*** RECORDS PROVIDED Section Begins ***

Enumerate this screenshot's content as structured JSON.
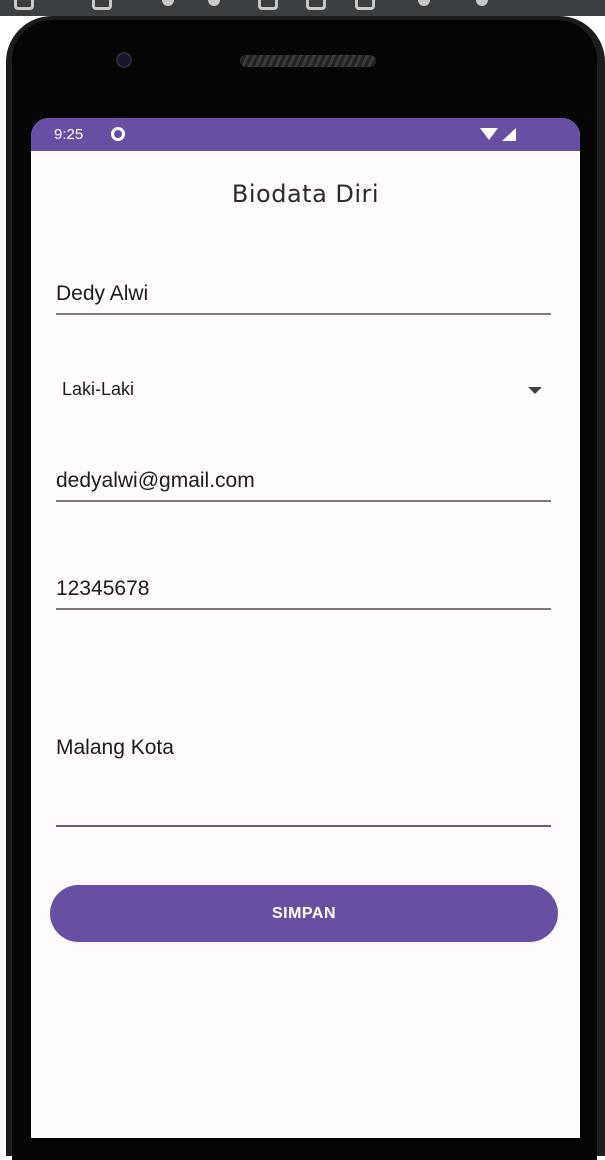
{
  "status_bar": {
    "time": "9:25",
    "notification_icon": "circle-icon",
    "wifi_icon": "wifi-icon",
    "signal_icon": "signal-icon",
    "background_color": "#6750a4"
  },
  "form": {
    "title": "Biodata Diri",
    "name_value": "Dedy Alwi",
    "gender_selected": "Laki-Laki",
    "email_value": "dedyalwi@gmail.com",
    "phone_value": "12345678",
    "address_value": "Malang Kota",
    "submit_label": "SIMPAN"
  },
  "colors": {
    "accent": "#6750a4",
    "background": "#fffbfe"
  }
}
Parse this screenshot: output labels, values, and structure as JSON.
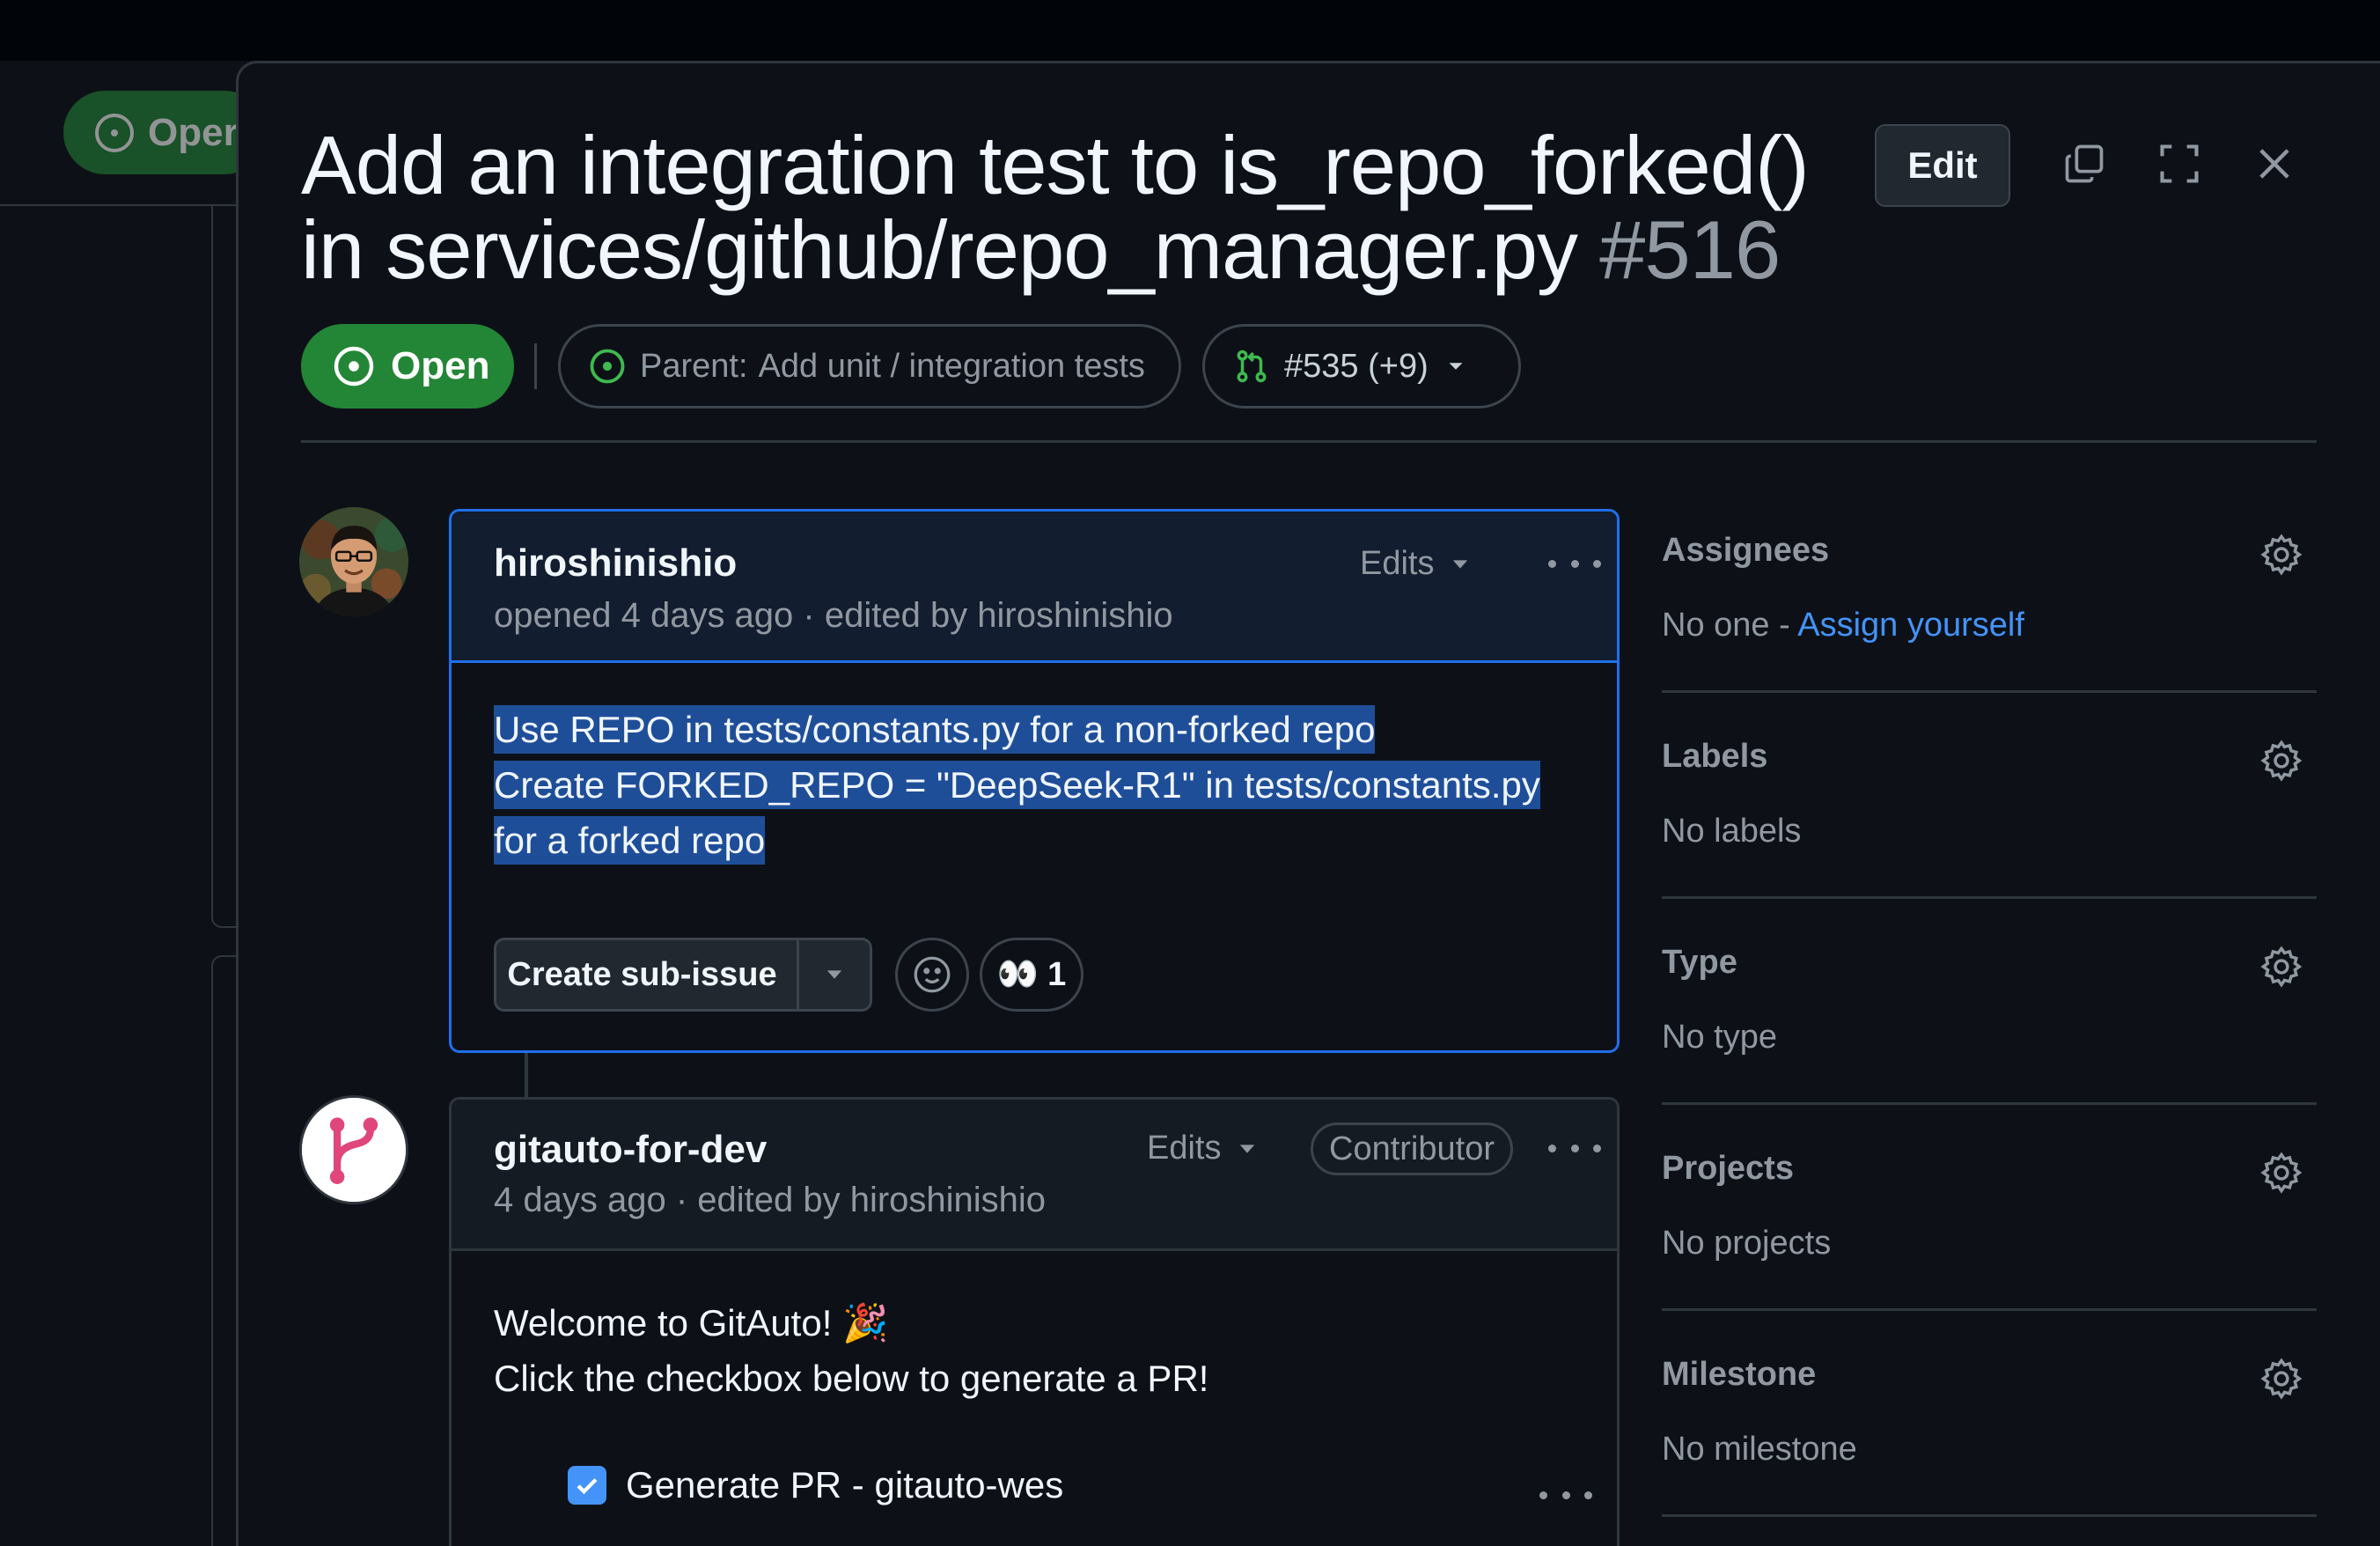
{
  "background": {
    "state_label": "Oper"
  },
  "issue": {
    "title": "Add an integration test to is_repo_forked() in services/github/repo_manager.py",
    "number": "#516",
    "state": "Open",
    "parent_label": "Parent:",
    "parent_title": "Add unit / integration tests",
    "linked_pr": "#535 (+9)"
  },
  "header": {
    "edit_label": "Edit"
  },
  "comments": [
    {
      "author": "hiroshinishio",
      "meta": "opened 4 days ago · edited by hiroshinishio",
      "edits_label": "Edits",
      "body_lines": [
        "Use REPO in tests/constants.py for a non-forked repo",
        "Create FORKED_REPO = \"DeepSeek-R1\" in tests/constants.py",
        "for a forked repo"
      ],
      "sub_issue_label": "Create sub-issue",
      "reaction_emoji": "👀",
      "reaction_count": "1"
    },
    {
      "author": "gitauto-for-dev",
      "meta": "4 days ago · edited by hiroshinishio",
      "edits_label": "Edits",
      "badge": "Contributor",
      "body_lines": [
        "Welcome to GitAuto! 🎉",
        "Click the checkbox below to generate a PR!"
      ],
      "checkbox_label": "Generate PR - gitauto-wes",
      "checkbox_checked": true
    }
  ],
  "sidebar": [
    {
      "title": "Assignees",
      "value": "No one - ",
      "link": "Assign yourself"
    },
    {
      "title": "Labels",
      "value": "No labels"
    },
    {
      "title": "Type",
      "value": "No type"
    },
    {
      "title": "Projects",
      "value": "No projects"
    },
    {
      "title": "Milestone",
      "value": "No milestone"
    }
  ],
  "colors": {
    "open_green": "#238636",
    "accent_blue": "#4493f8",
    "selection": "#1f4e99",
    "background": "#0d1117"
  }
}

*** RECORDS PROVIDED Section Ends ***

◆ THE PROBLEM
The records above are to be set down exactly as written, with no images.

◆ EXERCISE RESULT
Enumerate this screenshot's content as structured JSON.
{
  "status_bar": {
    "time": "9:25",
    "notification_icon": "circle-icon",
    "wifi_icon": "wifi-icon",
    "signal_icon": "signal-icon",
    "background_color": "#6750a4"
  },
  "form": {
    "title": "Biodata Diri",
    "name_value": "Dedy Alwi",
    "gender_selected": "Laki-Laki",
    "email_value": "dedyalwi@gmail.com",
    "phone_value": "12345678",
    "address_value": "Malang Kota",
    "submit_label": "SIMPAN"
  },
  "colors": {
    "accent": "#6750a4",
    "background": "#fffbfe"
  }
}
Parse this screenshot: output labels, values, and structure as JSON.
{
  "background": {
    "state_label": "Oper"
  },
  "issue": {
    "title": "Add an integration test to is_repo_forked() in services/github/repo_manager.py",
    "number": "#516",
    "state": "Open",
    "parent_label": "Parent:",
    "parent_title": "Add unit / integration tests",
    "linked_pr": "#535 (+9)"
  },
  "header": {
    "edit_label": "Edit"
  },
  "comments": [
    {
      "author": "hiroshinishio",
      "meta": "opened 4 days ago · edited by hiroshinishio",
      "edits_label": "Edits",
      "body_lines": [
        "Use REPO in tests/constants.py for a non-forked repo",
        "Create FORKED_REPO = \"DeepSeek-R1\" in tests/constants.py",
        "for a forked repo"
      ],
      "sub_issue_label": "Create sub-issue",
      "reaction_emoji": "👀",
      "reaction_count": "1"
    },
    {
      "author": "gitauto-for-dev",
      "meta": "4 days ago · edited by hiroshinishio",
      "edits_label": "Edits",
      "badge": "Contributor",
      "body_lines": [
        "Welcome to GitAuto! 🎉",
        "Click the checkbox below to generate a PR!"
      ],
      "checkbox_label": "Generate PR - gitauto-wes",
      "checkbox_checked": true
    }
  ],
  "sidebar": [
    {
      "title": "Assignees",
      "value": "No one - ",
      "link": "Assign yourself"
    },
    {
      "title": "Labels",
      "value": "No labels"
    },
    {
      "title": "Type",
      "value": "No type"
    },
    {
      "title": "Projects",
      "value": "No projects"
    },
    {
      "title": "Milestone",
      "value": "No milestone"
    }
  ],
  "colors": {
    "open_green": "#238636",
    "accent_blue": "#4493f8",
    "selection": "#1f4e99",
    "background": "#0d1117"
  }
}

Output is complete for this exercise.